The weirdness of water:
molecules and mysteries
Water is weird!
We enjoy the feel of water on our skin and watching the way it flows, and the sound of it can be incredibly soothing. But it also has some strange characteristics.
Why does it get sucked up a straw without you even sucking?
And why does ice float on water?
And have you noticed when you jump into the sea, the way the surface feels hard as you hit it? It’s almost like it’s solid on the top!
Each of these qualities is connected to the unusual characteristics of the water molecule – its shape and the way water molecules are bonded to each other. And these same qualities are the reasons we have life on earth!
The shape of water
The water molecule is triangular, with one oxygen atom and two hydrogen atoms like this:
The way the oxygen and hydrogen atoms are bonded together is by sharing electrons. Each hydrogen atom shares its electron with the oxygen atom. Electrons are negative so this means the negative charge of the electron is pulled over towards the oxygen, leaving the the Hydrogen atom with a positive charge. So the water molecule is positive on one side and negative on the other.
‘The Shape of Water’ by Kate Adams
But what does this mean for water? Why does that make it so weird?
Opposites attract -hydrogen bonding
Because one side of the water molecule is positive and one side negative, water molecules form unusually strong bonds with each other. The positive area of a hydrogen atom is attracted to the negative area on the oxygen in a neighbouring molecule. And they bond.
So water really is attracted to water.
This means water doesn’t evaporate as easily as you might expect. The Hydrogen bonds hold the molecules together, so it takes a lot of heat (100°C) to break them apart. That is why we have oceans, lakes, rivers and rain on the earth instead of water vapour, a gas.
But water molecules don’t just stick to other water molecules. They attract all kinds of other substances, so water can dissolve salts and proteins and carry them around plants, trees, animals, humans taking nutrients to where they are needed.
Capillary action – how water beats gravity!
Because water molecules are attracted to other molecules, they also get pulled towards to other surfaces. So if you have a tiny tube, the water molecules are attracted to the sides and they get pulled along the tube, even travelling against gravity. This is called capillary action and it is part of the reason water can travel up the stem of a plant.
This simple experiment, the Rainbow celery experiment, is an amazing way to see capillary action at work.
Rainbow Celery Experiment, PBS, Creative Commons
Surface water tension and why a belly flop hurts
If you hit the surface of the water with your hand (or any other part of you), it actually hurts! It almost seems solid. But once you get past the surface, it feels lovely – soft and fluid around you. We never really think about it, but that’s definitely weird!

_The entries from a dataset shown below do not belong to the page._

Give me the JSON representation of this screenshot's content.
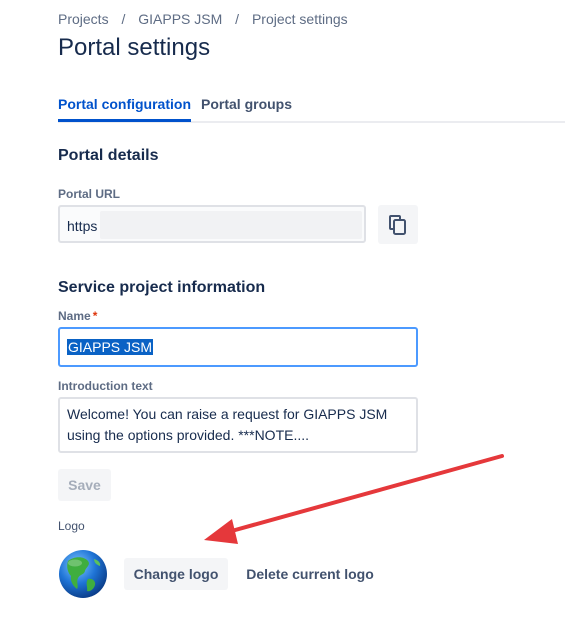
{
  "breadcrumb": {
    "items": [
      "Projects",
      "GIAPPS JSM",
      "Project settings"
    ],
    "separator": "/"
  },
  "page": {
    "title": "Portal settings"
  },
  "tabs": [
    {
      "label": "Portal configuration",
      "active": true
    },
    {
      "label": "Portal groups",
      "active": false
    }
  ],
  "portal_details": {
    "heading": "Portal details",
    "url_label": "Portal URL",
    "url_value": "https"
  },
  "service_info": {
    "heading": "Service project information",
    "name_label": "Name",
    "required_marker": "*",
    "name_value": "GIAPPS JSM",
    "intro_label": "Introduction text",
    "intro_value": "Welcome! You can raise a request for GIAPPS JSM using the options provided.  ***NOTE...."
  },
  "actions": {
    "save_label": "Save"
  },
  "logo": {
    "label": "Logo",
    "change_label": "Change logo",
    "delete_label": "Delete current logo",
    "image_icon": "globe-icon"
  },
  "annotation": {
    "arrow_color": "#e5383b"
  },
  "colors": {
    "accent": "#0052cc",
    "focus_border": "#4c9aff",
    "text": "#172b4d",
    "subtle_text": "#5e6c84"
  }
}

As we know, water molecules are attracted to water molecules. But the water molecules on the surface have air above them so they have fewer water molecule neighbours to bond with. This means they form stronger bonds with the water molecule neighbours they do have. So they are closer together and the surface is more dense. And that is why a bellyflop hurts.
‘Surface’ by Kate Adams.
How ice floats on water
When water freezes, the molecules connect together in hexagons to form ice crystals. That’s why snowflakes are so pretty. They grow outwards from the six corners of a hexagon and form these beautiful stars.
But what do hexagons have to do with floating you might be wondering.
‘Snowflake’ by Michele Morgan, Creative Commons
Well, usually when molecules turn from liquid to solid they get closer together not further apart. But not water! Because when you think about it, there’s rather a lot of space in the middle of a
so when water molecules are in their ice form, they actually take up more space than when they’re liquid. In ice, the molecules are more spread out whereas in liquid, the water molecules are more densely packed. This means if you have the same number of water molecules, they weigh less as ice than water. So ice floats! And that is weird and amazing!’
‘Icebergs’ by Gérald Tapp, creative commons
If you want to learn even more about water, this BBC animation ‘Why water is really really weird’ is lovely. It is narrated by the author of The Water Book, Alok Jha with Animation by Oliver Smyth. And take a look at our page on water and sustainability!